I am back at work on board, finally getting caught up on the outstanding stuff and getting my bearings; next on my list, catch up on the website! Well, I should have some time now, since the temperature outside has taken a dive.
Speaking of low temperature, I am once again posting about arctic issues, three in a month. I came across this interview given by Arthur Chilingarov, a decorated Russian and Soviet Hero, and heralded polar explorer. Chilingarov co-lead the expedition in 2007, which raise international ires, when two manned submersible, Mir 1 and Mir 2, doves to a depth of over 14,000 feet at the North Pole, and planted a Russian flag on the ocean’s bottom. The August 2, 2007 dive earned him, and his colleagues, Hero of the Russian Federation status in early 2008

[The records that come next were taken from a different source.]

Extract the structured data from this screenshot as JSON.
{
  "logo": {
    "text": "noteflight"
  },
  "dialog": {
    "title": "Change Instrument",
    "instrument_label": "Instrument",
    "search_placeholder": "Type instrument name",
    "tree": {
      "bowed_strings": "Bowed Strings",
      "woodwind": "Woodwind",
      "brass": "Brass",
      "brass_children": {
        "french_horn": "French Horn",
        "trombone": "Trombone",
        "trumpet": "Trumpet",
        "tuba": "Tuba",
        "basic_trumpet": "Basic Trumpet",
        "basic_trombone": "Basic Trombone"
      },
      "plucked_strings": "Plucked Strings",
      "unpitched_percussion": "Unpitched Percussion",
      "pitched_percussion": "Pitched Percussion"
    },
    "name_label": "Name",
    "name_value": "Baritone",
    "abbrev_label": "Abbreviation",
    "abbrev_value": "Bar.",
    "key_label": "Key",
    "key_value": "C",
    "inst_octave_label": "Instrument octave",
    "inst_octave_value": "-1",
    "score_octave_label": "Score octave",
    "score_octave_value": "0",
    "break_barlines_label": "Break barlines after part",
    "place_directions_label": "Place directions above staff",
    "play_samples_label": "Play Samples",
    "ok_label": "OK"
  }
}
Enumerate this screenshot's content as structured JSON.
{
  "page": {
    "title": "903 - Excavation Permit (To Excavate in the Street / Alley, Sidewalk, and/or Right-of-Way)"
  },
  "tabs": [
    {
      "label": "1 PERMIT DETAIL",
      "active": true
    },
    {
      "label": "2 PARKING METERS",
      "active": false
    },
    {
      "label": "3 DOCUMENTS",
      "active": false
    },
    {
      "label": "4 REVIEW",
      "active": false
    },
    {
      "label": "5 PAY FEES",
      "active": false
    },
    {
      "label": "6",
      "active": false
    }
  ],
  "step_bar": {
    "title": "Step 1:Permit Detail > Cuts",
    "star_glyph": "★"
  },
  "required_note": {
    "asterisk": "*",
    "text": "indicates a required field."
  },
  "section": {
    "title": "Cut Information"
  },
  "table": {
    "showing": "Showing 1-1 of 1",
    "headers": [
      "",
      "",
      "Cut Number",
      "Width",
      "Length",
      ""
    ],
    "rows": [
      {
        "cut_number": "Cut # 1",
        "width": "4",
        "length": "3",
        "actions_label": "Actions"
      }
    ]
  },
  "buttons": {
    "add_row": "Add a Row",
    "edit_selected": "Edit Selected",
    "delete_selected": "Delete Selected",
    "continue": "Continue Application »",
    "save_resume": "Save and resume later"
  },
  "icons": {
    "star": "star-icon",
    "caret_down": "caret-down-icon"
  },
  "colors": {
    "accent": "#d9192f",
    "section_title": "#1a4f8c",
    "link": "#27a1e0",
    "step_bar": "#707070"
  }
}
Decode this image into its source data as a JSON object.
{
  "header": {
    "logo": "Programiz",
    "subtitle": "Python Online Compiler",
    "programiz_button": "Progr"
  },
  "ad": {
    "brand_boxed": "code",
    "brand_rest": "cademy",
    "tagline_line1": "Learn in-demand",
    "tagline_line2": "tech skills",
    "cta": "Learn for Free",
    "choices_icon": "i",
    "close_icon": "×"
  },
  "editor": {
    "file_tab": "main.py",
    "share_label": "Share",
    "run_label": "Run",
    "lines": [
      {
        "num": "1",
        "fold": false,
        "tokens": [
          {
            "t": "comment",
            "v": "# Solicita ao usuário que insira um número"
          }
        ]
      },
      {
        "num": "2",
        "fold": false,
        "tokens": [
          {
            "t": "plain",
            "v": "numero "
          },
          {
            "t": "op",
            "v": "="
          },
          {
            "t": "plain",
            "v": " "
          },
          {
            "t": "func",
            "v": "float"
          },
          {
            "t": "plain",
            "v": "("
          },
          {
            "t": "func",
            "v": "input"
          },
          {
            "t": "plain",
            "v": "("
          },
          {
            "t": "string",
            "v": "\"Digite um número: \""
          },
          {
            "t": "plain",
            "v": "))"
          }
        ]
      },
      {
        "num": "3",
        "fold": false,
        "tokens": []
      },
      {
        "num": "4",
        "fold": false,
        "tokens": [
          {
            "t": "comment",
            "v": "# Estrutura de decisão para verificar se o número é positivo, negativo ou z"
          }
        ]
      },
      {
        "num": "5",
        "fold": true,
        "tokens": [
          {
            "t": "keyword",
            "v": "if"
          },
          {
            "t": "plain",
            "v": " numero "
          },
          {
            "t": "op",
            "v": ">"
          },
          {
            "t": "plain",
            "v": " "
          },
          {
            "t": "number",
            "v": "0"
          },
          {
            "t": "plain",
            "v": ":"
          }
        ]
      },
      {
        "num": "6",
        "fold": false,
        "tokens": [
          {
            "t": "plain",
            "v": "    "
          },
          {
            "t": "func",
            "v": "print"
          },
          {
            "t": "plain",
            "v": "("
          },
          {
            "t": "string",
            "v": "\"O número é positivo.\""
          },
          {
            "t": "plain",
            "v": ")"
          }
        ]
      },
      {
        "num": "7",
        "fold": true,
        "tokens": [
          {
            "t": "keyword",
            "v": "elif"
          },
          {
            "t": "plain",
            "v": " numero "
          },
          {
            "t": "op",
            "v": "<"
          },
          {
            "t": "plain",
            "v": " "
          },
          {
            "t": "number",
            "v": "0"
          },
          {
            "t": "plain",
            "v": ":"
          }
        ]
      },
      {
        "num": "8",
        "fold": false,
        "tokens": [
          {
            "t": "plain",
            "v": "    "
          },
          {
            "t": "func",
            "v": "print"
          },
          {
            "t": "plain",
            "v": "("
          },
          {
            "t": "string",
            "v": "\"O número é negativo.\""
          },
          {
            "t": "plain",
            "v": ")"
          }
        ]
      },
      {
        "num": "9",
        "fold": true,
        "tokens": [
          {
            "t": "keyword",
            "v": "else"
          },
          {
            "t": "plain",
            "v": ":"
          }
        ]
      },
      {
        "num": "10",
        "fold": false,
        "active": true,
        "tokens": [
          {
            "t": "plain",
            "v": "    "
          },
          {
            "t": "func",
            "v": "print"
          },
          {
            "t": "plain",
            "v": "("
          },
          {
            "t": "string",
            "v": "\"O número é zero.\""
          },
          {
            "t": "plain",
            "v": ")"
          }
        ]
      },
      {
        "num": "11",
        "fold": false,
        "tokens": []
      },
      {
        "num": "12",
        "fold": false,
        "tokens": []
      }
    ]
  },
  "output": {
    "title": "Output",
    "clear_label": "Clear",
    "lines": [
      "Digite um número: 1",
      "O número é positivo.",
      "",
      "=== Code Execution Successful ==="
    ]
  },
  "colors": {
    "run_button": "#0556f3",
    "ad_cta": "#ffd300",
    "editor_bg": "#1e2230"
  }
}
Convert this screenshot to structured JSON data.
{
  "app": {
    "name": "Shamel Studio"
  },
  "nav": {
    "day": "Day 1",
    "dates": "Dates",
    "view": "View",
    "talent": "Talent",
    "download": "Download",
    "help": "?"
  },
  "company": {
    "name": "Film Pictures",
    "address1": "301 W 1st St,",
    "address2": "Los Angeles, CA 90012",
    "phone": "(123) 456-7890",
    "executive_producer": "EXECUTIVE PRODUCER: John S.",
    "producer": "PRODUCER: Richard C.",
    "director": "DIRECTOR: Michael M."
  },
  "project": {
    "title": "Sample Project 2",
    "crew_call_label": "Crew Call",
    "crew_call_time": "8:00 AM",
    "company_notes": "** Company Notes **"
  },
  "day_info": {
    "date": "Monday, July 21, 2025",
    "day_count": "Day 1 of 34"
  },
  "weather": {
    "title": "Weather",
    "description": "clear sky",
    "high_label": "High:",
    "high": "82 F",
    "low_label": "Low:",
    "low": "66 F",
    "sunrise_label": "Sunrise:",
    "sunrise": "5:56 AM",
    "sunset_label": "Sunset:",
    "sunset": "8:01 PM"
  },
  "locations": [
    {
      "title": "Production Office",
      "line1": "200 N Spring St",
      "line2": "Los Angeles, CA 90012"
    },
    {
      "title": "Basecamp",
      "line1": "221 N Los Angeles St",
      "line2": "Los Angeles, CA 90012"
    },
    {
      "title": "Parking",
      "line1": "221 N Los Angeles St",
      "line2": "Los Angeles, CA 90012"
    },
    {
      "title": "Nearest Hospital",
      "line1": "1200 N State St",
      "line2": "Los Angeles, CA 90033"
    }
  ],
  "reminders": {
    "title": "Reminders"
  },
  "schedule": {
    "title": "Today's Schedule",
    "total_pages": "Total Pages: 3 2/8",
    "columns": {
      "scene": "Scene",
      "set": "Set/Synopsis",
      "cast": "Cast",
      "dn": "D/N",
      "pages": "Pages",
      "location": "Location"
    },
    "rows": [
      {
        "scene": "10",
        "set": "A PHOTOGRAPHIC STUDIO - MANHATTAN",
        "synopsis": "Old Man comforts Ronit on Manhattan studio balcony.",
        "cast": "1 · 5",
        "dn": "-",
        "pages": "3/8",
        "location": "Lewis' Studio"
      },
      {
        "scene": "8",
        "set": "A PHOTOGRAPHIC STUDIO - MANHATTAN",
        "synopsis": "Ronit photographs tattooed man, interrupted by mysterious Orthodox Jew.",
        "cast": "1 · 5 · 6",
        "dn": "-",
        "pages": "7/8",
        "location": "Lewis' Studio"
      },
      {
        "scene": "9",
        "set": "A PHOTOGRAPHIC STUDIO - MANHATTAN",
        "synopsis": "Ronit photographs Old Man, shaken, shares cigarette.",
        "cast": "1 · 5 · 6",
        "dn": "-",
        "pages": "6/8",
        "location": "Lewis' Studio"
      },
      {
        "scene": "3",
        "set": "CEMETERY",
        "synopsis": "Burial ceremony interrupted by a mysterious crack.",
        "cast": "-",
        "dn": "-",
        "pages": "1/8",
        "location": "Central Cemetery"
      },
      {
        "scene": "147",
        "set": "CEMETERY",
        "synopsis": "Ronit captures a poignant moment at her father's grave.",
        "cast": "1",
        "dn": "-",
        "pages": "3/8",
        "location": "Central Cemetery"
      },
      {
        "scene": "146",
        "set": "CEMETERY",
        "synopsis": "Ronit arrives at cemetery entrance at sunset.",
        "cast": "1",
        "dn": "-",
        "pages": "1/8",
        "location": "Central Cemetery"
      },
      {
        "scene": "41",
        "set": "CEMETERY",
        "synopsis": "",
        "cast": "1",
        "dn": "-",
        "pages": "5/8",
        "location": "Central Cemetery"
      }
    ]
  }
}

In this interview, given to pro Kremlin RT television, based in Moscow, the celebrated explorer’s translation is a bit robotic and the answers are, well a “bit” nationalistic. He does, however have a pretty good point, that not many can match Russia’s infrastructure in the Arctic. From the numerous settlements to the massive, albeit aging, fleet of capable icebreakers. He pull no punches when it comes to describing the capability of the Americans, Canadians, and Danes, to name the major claimants in the arctic.
I am not sure when this interview was recorded but perhaps it might be coincidental, but Russian overlord, hmmmm, I mean, Prime Minister, Vladimir Putin, moved last week to calm nations that there is no war brewing in the arctic. His comments come on the heels of a groundbreaking treaty with Norway and Russia, on disputed arctic territory, heralded as a important milestone of the United Nations Convention on the Law of the Seas (UNCLOS). Media commentary characterize the treaty as an important framework to resolve other seaborne territorial disputes, the trickiest to resolve.
Pictures of Research Vessel Akademik Fedorov, and that of Arthur Chlingarov, from Wikipedia’s archives. You can read further on the UNCLOS here. A similar blog entry, from Moscow; and more blog comments from an Arctic Russia perspective. You can read more about the North East Passage here. Here is some comments from China, with some interesting graphics. Below is an another interview with Arthur Chillingarov prior to the 2007 expedition.